I love your description of how to "throttle" a cavitation for milling purposes, WOW. Thanks!
14 to 16" tail blocks sound about right, but I'm sure there is no "rule" to it. I had Joe Bauguess shaping out of my shop for two seasons, he shaped the first modern Mini Simmons, and he had set templates. He said he basically used what Bob Simmons did and sectioned the board shorter. That might be a good reference, either looking at Joe's templates or at Simmon's boards. Good luck with it, and realize Joe has the rights to the name "Mini Simmons" if you plan to make any money off the use of the name
Hmmm, I said that carbon graphite is an Engineer's favorite, but as a surfboard builder, I don't like complete encasement of a board in graphite, WAY TOO RIGID. That said, to answer your question, I'd go against what I'm seeing coming out of China and Thailand and use carbon on the deck. Assuming you surf without bindings, you can only apply weight to the deck, causing the board to deflect downward. The fibers in the bottom of the board would pull tight (tension,) and the fibers in the deck would cram together (compression.) Carbon graphite would counter this compressive load. Again, it might not be so desireable. Plus there are other load scenarios whic might take precedence like the board snapping in a gnarly wave.
With racing SUPs and some sailboards and kiteboards I would use graphite encasement.
Hope this helps.
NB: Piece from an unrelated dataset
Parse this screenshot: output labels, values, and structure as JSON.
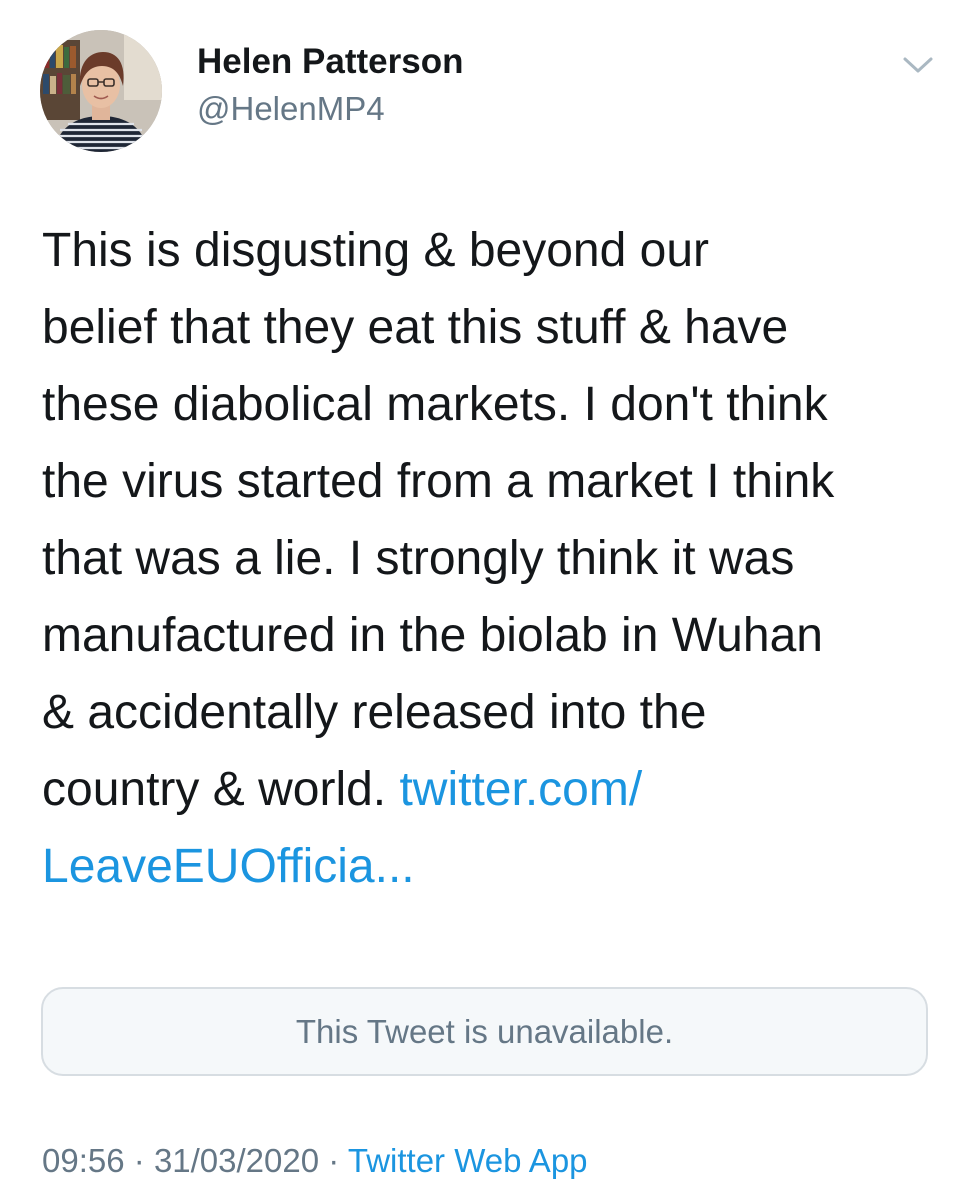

precedence like the board snapping in a gnarly wave.
precedence like the board snapping in a gnarly wave.
So for this scenario, what takes precedence? Carbon on top?
i played a pretty good prank on one of my buddies during a surf trip by switching his side fins (so the flat side faced the rail)
he is a really good surfer and was still ripping - i was bummed that my prank did not work. but then he mentioned that he was having a hard time that session then he saw the fins were backwards and thought that they had been backwards for the past few days and thought he had stumbled onto something great since he was loving his board for the majority of the trip (except for the last session which he blamed on the waves). Turned out to be a good prank - the whole crew had a good laugh at that one!